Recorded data
════════════════

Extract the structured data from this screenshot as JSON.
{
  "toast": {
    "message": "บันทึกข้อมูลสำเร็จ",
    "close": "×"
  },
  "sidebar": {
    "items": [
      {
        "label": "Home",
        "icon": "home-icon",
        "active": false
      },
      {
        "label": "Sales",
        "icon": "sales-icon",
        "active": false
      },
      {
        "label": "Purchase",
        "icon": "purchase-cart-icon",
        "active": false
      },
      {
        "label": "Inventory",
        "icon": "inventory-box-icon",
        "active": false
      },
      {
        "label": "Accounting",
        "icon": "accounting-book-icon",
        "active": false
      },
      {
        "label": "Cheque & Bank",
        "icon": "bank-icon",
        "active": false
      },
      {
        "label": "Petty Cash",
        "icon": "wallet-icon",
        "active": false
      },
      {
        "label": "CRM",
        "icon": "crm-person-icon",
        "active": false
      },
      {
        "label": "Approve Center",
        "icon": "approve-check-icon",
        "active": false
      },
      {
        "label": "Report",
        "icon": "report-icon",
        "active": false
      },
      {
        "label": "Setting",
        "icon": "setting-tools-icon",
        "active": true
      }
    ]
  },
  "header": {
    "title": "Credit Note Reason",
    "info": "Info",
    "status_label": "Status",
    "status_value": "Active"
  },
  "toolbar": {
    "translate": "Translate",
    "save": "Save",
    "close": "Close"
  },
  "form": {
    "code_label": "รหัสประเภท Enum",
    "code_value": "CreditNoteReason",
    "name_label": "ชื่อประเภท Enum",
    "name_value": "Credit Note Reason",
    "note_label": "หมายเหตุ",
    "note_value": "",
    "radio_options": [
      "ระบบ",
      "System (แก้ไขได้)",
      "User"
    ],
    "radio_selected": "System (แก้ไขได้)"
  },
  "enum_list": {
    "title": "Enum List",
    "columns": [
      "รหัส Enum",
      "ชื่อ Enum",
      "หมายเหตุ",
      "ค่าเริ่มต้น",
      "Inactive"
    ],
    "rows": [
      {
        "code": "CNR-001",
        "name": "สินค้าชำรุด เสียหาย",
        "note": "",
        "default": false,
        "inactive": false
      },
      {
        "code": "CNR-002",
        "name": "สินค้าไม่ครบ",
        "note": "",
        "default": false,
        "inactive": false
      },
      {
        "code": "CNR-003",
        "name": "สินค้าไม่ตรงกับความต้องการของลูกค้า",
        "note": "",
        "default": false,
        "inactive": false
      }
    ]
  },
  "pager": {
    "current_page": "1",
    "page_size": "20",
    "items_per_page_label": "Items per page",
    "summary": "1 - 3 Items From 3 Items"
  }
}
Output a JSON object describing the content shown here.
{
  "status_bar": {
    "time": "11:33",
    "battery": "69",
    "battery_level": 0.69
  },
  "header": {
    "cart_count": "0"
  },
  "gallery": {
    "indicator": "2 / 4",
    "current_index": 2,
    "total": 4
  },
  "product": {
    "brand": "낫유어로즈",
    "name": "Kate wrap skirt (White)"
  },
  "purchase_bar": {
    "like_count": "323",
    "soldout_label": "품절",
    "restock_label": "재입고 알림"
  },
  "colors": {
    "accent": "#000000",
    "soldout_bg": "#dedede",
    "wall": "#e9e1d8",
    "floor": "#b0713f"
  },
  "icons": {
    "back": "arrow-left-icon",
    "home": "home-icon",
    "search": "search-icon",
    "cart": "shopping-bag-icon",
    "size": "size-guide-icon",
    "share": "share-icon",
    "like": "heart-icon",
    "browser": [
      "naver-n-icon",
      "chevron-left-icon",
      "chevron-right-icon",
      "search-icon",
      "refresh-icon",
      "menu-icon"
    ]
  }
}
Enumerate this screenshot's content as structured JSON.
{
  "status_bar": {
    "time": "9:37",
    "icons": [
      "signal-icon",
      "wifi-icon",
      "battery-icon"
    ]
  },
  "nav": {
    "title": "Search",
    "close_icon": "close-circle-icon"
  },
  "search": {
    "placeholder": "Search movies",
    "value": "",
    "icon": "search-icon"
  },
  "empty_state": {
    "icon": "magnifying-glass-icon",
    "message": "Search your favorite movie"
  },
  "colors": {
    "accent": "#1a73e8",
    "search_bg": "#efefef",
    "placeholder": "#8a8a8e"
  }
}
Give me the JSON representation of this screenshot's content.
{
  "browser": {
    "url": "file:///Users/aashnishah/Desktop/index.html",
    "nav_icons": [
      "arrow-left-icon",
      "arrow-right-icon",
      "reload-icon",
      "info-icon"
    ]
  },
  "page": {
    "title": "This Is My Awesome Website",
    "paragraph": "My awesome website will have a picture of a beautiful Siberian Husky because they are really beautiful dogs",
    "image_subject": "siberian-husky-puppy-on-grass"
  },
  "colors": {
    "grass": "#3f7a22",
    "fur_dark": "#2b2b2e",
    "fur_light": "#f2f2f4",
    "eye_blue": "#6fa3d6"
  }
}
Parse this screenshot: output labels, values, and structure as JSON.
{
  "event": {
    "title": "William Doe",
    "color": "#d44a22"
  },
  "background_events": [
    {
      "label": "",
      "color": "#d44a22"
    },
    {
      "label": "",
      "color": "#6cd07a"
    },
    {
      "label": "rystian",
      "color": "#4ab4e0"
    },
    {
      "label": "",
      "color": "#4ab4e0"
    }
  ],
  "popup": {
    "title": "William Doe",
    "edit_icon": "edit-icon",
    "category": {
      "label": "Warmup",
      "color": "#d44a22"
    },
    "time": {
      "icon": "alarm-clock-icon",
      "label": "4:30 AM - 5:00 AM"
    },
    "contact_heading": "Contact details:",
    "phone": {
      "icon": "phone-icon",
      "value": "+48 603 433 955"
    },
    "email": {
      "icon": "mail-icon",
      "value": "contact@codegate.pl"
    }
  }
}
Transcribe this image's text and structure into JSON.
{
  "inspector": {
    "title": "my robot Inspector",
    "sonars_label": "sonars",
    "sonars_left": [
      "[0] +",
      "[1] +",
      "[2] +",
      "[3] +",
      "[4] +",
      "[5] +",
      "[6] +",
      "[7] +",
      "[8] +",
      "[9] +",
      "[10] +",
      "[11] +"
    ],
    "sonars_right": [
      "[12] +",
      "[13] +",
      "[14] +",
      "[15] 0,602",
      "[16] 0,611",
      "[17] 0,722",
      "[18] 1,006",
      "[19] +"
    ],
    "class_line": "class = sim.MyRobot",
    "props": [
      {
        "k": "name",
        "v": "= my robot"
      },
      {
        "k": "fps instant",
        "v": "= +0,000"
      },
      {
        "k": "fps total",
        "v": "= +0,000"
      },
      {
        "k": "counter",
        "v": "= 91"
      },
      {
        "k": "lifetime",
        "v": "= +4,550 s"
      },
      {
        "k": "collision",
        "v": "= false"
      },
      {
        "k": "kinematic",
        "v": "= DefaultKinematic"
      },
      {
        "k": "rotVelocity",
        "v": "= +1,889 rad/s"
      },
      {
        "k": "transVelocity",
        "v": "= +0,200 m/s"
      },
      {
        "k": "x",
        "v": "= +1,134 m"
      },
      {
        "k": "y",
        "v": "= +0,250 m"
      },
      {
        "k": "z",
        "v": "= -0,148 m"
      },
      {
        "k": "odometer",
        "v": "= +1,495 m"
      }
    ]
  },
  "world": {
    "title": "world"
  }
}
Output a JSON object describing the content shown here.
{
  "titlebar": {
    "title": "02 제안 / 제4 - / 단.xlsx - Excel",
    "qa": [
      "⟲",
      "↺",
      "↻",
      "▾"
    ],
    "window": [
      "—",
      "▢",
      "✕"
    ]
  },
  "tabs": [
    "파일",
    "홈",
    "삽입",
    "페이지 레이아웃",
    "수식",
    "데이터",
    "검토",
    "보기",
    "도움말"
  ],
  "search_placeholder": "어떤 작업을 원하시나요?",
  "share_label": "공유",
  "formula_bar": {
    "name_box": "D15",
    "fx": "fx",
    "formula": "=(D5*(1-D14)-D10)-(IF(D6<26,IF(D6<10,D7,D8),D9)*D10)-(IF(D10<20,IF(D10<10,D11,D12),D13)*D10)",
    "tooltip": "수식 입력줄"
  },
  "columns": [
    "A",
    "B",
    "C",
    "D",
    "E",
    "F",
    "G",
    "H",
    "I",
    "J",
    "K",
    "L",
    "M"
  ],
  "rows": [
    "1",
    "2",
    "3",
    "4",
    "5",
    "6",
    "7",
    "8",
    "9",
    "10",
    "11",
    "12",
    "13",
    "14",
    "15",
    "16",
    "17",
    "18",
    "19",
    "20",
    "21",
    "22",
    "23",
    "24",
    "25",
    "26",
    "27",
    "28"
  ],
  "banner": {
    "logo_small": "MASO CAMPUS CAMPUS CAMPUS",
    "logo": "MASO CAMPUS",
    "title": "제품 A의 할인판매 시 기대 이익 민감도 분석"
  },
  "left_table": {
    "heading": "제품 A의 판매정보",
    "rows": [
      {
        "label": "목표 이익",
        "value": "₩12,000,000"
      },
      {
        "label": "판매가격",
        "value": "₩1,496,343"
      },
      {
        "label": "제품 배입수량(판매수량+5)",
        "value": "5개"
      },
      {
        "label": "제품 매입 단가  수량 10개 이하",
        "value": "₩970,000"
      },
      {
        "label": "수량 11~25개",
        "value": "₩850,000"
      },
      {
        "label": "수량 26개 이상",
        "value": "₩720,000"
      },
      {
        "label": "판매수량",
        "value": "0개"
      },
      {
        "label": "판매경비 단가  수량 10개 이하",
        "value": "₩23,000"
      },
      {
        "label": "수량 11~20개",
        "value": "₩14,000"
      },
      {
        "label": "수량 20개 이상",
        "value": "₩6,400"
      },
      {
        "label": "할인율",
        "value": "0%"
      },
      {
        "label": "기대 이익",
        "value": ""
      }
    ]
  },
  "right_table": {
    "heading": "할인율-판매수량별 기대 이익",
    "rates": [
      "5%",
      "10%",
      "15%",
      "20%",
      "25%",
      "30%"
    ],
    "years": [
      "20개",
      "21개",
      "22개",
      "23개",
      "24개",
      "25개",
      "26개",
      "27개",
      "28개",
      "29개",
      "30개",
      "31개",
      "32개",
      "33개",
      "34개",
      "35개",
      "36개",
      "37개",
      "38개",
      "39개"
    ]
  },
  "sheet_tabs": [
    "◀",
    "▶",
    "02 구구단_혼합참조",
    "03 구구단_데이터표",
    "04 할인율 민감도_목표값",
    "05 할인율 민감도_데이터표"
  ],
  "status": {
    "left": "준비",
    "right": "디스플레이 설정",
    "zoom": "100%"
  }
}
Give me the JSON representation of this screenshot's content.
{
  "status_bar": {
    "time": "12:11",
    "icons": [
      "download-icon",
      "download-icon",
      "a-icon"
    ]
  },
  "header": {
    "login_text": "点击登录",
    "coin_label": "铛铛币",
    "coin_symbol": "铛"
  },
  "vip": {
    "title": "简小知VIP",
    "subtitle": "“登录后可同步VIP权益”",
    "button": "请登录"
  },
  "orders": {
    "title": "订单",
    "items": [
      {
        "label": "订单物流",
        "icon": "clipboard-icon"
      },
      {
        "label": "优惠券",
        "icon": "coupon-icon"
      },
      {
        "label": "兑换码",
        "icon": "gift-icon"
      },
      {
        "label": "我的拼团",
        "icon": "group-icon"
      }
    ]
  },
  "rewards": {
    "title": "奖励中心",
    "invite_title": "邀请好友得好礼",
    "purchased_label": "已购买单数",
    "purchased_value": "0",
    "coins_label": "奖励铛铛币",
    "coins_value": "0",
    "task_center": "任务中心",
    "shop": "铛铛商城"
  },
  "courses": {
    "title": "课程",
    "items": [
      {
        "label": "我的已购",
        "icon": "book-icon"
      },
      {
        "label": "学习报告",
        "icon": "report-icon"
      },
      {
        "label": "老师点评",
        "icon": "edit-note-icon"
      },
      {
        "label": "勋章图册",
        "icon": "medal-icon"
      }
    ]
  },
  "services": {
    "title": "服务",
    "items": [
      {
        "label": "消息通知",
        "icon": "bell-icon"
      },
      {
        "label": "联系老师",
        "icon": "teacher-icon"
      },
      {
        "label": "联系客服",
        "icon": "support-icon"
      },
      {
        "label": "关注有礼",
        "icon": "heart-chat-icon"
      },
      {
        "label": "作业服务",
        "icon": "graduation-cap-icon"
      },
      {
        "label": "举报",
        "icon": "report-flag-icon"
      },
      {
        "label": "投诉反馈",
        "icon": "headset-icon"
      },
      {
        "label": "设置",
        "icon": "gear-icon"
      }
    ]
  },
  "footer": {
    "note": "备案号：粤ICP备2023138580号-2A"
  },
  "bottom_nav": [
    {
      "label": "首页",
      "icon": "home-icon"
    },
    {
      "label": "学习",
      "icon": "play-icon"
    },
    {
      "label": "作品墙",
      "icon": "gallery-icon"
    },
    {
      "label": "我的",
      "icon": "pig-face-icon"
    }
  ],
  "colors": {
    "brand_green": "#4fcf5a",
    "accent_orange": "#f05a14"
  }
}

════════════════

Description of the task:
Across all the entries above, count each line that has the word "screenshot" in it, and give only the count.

Output of the task:
5